→ **Assignment**
Look through the records below and give the number of lines holding the string "count", nothing more.

[Element data from apps and pages]
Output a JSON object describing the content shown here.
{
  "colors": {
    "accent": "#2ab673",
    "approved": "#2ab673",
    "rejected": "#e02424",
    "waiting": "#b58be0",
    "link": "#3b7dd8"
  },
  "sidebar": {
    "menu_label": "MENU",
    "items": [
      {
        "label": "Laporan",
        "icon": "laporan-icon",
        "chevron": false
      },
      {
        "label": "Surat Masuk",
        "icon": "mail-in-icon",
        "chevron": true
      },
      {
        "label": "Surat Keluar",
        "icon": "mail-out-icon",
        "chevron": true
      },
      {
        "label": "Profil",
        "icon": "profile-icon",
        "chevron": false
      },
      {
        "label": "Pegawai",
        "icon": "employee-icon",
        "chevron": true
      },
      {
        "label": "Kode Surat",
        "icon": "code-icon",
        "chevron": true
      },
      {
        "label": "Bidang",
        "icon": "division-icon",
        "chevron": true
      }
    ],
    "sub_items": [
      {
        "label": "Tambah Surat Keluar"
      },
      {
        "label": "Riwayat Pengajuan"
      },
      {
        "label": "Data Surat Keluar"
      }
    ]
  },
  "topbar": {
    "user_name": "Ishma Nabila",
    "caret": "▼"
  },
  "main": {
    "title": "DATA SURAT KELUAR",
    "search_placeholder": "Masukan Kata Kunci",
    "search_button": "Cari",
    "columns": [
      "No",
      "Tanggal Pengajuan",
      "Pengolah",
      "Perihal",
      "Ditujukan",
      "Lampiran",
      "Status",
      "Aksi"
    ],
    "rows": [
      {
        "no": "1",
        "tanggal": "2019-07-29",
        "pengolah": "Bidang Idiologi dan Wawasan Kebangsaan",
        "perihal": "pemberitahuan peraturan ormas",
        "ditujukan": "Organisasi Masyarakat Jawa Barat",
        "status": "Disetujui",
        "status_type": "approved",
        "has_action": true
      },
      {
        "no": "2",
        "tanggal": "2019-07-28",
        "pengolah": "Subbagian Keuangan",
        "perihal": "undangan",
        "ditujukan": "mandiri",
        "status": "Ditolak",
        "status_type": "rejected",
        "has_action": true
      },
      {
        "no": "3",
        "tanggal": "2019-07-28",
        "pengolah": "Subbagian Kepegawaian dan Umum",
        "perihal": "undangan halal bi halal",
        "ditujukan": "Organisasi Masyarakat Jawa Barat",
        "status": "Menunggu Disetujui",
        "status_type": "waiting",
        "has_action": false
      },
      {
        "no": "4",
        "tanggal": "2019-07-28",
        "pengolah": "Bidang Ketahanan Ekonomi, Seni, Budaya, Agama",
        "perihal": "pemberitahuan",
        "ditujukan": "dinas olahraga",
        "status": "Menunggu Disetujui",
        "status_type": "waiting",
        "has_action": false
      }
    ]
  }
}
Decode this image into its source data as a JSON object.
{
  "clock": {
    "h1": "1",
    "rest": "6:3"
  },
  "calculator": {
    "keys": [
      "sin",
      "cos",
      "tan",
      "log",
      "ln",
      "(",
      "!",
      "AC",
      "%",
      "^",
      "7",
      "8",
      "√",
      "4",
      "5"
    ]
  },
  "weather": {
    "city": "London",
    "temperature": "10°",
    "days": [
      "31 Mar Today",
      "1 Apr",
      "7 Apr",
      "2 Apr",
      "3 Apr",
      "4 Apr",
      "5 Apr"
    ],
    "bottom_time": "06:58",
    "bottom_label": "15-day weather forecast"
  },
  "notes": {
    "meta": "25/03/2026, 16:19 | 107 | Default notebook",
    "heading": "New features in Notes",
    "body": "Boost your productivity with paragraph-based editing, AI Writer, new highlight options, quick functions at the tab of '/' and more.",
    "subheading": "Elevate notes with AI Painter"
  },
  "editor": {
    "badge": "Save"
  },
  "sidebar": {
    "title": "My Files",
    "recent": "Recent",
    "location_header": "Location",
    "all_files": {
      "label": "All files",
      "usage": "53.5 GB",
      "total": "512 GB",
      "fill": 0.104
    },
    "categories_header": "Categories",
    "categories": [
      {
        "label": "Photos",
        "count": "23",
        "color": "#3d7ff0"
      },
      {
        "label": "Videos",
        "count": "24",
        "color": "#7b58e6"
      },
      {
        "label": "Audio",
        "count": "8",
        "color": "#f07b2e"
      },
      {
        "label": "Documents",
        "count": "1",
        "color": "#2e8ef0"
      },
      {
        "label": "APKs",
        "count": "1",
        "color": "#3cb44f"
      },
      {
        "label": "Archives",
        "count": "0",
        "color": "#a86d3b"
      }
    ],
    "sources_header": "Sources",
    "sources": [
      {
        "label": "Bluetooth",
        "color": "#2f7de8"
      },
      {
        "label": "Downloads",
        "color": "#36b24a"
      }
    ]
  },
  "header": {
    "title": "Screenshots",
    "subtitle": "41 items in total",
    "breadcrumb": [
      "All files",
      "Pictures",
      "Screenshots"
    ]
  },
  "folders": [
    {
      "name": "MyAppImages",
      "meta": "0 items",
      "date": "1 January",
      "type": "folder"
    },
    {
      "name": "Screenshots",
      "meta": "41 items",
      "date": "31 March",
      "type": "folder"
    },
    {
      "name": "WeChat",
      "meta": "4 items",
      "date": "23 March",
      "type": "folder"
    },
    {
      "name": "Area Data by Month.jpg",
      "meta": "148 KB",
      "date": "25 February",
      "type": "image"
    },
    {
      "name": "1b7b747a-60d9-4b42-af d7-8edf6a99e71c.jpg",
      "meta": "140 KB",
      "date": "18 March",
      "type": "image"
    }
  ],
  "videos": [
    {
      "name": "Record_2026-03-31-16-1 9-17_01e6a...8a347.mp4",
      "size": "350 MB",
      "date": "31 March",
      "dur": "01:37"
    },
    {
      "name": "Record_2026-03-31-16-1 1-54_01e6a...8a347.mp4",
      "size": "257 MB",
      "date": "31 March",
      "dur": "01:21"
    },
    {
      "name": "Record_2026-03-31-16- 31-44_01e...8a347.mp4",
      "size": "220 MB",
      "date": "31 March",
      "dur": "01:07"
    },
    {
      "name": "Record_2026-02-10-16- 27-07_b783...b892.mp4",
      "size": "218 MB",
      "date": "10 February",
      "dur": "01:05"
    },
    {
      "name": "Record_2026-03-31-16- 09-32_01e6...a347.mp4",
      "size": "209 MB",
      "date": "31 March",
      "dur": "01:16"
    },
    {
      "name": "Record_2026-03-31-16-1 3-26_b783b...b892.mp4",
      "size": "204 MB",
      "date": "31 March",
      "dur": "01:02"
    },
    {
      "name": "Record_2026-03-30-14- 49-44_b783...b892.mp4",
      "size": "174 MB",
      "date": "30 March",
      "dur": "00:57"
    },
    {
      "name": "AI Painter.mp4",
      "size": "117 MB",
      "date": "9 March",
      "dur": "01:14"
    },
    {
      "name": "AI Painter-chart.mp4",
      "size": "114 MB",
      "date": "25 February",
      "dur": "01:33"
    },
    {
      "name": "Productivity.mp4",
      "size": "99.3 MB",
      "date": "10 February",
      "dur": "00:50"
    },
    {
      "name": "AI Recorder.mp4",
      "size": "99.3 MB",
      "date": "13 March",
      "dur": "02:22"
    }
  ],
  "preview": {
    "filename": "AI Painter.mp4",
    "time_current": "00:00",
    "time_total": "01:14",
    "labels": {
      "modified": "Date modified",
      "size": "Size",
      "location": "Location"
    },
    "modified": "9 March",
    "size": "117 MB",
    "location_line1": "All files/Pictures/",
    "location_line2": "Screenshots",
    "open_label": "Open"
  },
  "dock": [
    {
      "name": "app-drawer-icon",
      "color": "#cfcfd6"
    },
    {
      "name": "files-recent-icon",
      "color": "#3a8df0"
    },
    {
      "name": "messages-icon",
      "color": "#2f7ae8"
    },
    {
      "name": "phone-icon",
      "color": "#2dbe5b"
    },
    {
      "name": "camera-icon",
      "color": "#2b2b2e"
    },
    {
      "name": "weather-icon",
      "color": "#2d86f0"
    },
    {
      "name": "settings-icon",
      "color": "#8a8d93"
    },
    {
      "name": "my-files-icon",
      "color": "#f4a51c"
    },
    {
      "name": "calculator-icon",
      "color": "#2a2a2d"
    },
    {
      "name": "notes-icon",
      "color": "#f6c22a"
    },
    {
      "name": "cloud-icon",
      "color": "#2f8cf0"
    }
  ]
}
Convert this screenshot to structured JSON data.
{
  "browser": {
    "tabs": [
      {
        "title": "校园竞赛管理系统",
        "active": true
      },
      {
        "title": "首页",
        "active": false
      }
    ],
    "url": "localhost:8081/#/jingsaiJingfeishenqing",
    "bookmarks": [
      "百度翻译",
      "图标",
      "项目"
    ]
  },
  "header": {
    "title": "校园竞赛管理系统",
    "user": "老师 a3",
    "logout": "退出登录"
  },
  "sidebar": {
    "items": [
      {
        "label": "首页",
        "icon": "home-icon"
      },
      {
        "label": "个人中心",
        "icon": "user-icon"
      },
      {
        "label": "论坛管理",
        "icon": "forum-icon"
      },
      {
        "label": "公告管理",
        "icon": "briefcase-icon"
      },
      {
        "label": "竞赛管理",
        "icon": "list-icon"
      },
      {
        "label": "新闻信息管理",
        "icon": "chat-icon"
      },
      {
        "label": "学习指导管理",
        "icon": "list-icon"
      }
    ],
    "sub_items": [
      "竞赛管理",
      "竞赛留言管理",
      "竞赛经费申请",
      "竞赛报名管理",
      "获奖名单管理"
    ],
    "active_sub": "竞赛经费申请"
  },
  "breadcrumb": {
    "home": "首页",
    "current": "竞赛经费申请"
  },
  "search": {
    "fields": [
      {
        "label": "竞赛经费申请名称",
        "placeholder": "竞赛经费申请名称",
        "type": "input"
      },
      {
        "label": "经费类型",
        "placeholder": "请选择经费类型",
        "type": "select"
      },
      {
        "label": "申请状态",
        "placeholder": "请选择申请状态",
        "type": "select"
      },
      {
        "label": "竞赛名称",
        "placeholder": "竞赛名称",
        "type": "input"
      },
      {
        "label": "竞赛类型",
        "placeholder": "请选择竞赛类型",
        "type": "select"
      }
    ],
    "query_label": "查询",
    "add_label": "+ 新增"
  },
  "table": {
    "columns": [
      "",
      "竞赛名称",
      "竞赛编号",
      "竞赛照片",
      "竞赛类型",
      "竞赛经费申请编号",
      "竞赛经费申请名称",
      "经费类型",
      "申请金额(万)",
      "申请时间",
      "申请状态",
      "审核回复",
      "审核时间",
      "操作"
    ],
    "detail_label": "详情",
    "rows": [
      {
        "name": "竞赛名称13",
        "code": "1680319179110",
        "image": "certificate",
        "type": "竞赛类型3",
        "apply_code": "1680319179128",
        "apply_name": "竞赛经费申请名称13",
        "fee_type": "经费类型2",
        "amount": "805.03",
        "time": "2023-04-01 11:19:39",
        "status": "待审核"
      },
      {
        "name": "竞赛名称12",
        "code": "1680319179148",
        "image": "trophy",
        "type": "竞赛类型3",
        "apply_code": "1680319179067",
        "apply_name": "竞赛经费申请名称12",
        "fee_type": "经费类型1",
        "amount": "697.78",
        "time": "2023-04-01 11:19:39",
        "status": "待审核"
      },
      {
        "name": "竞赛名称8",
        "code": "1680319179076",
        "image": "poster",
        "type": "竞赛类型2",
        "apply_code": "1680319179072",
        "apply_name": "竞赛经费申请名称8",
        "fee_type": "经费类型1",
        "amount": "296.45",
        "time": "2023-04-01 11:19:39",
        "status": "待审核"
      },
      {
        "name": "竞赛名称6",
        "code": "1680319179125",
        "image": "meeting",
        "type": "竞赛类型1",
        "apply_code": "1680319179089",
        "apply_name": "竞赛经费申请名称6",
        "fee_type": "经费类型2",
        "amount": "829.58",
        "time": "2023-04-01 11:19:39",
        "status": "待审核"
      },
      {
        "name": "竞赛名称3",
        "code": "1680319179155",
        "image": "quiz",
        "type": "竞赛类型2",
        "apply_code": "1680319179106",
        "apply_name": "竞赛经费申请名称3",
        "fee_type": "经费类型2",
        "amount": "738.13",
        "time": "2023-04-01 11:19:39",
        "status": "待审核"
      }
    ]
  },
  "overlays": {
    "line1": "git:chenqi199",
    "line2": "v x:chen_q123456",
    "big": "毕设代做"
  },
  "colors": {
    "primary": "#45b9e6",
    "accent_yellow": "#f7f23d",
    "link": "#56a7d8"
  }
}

→ **Answer for this exercise**
6